● What you will do: Each record below should be reproduced as it is written, with pictures left out entirely.

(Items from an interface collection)
↓
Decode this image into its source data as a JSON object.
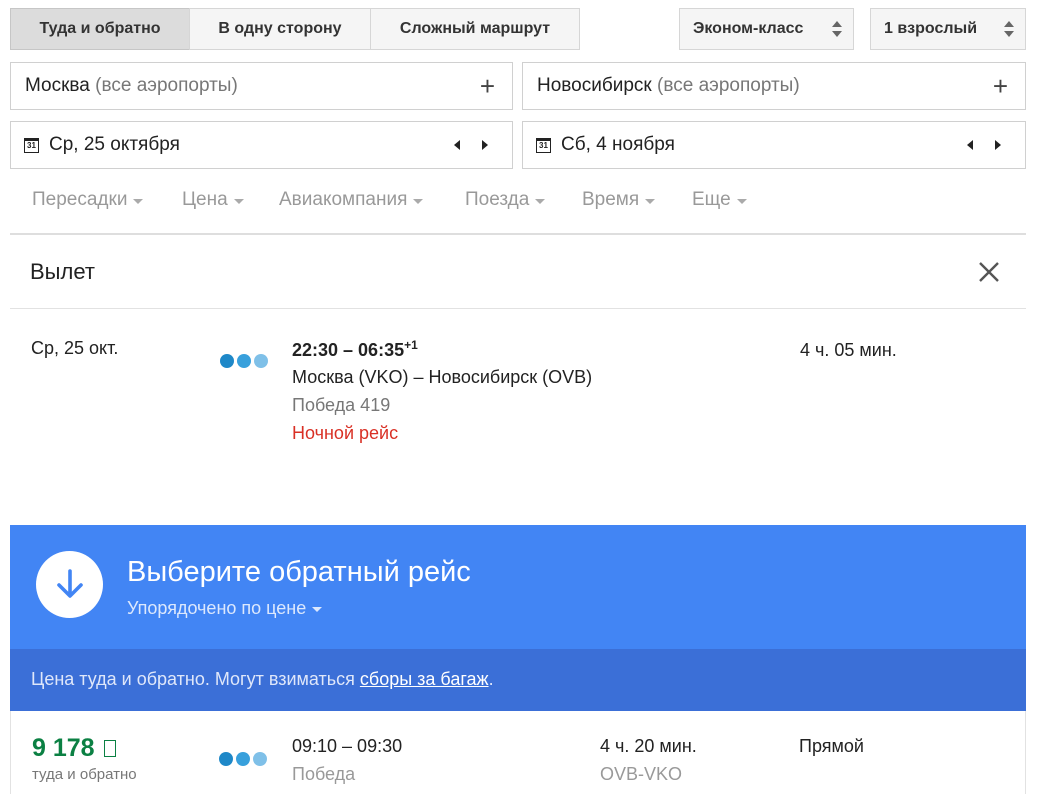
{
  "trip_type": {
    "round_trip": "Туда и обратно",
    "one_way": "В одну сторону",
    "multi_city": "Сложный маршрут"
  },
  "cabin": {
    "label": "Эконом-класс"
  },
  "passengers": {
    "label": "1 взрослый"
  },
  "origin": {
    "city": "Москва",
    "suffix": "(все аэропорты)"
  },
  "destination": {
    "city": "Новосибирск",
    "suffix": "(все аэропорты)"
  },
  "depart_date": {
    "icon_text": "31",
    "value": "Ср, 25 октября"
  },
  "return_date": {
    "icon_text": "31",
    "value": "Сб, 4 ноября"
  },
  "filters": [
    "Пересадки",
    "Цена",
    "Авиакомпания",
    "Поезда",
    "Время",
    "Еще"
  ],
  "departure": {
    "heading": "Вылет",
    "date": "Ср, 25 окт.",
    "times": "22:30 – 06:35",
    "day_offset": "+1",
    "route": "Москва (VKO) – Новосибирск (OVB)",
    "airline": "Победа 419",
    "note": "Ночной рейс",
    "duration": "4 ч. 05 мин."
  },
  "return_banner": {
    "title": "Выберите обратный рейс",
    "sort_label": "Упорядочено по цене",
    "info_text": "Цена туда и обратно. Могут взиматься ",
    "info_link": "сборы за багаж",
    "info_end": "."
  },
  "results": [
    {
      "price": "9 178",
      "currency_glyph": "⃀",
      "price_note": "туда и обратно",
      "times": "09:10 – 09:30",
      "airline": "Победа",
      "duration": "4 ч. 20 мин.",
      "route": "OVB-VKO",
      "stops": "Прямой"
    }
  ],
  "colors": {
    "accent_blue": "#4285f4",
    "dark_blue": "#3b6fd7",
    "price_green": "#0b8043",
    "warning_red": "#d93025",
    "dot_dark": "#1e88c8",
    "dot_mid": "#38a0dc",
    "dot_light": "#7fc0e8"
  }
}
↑
● Exercise solution:
Decode this image into its source data as a JSON object.
{
  "trip_type": {
    "round_trip": "Туда и обратно",
    "one_way": "В одну сторону",
    "multi_city": "Сложный маршрут"
  },
  "cabin": {
    "label": "Эконом-класс"
  },
  "passengers": {
    "label": "1 взрослый"
  },
  "origin": {
    "city": "Москва",
    "suffix": "(все аэропорты)"
  },
  "destination": {
    "city": "Новосибирск",
    "suffix": "(все аэропорты)"
  },
  "depart_date": {
    "icon_text": "31",
    "value": "Ср, 25 октября"
  },
  "return_date": {
    "icon_text": "31",
    "value": "Сб, 4 ноября"
  },
  "filters": [
    "Пересадки",
    "Цена",
    "Авиакомпания",
    "Поезда",
    "Время",
    "Еще"
  ],
  "departure": {
    "heading": "Вылет",
    "date": "Ср, 25 окт.",
    "times": "22:30 – 06:35",
    "day_offset": "+1",
    "route": "Москва (VKO) – Новосибирск (OVB)",
    "airline": "Победа 419",
    "note": "Ночной рейс",
    "duration": "4 ч. 05 мин."
  },
  "return_banner": {
    "title": "Выберите обратный рейс",
    "sort_label": "Упорядочено по цене",
    "info_text": "Цена туда и обратно. Могут взиматься ",
    "info_link": "сборы за багаж",
    "info_end": "."
  },
  "results": [
    {
      "price": "9 178",
      "currency_glyph": "⃀",
      "price_note": "туда и обратно",
      "times": "09:10 – 09:30",
      "airline": "Победа",
      "duration": "4 ч. 20 мин.",
      "route": "OVB-VKO",
      "stops": "Прямой"
    }
  ],
  "colors": {
    "accent_blue": "#4285f4",
    "dark_blue": "#3b6fd7",
    "price_green": "#0b8043",
    "warning_red": "#d93025",
    "dot_dark": "#1e88c8",
    "dot_mid": "#38a0dc",
    "dot_light": "#7fc0e8"
  }
}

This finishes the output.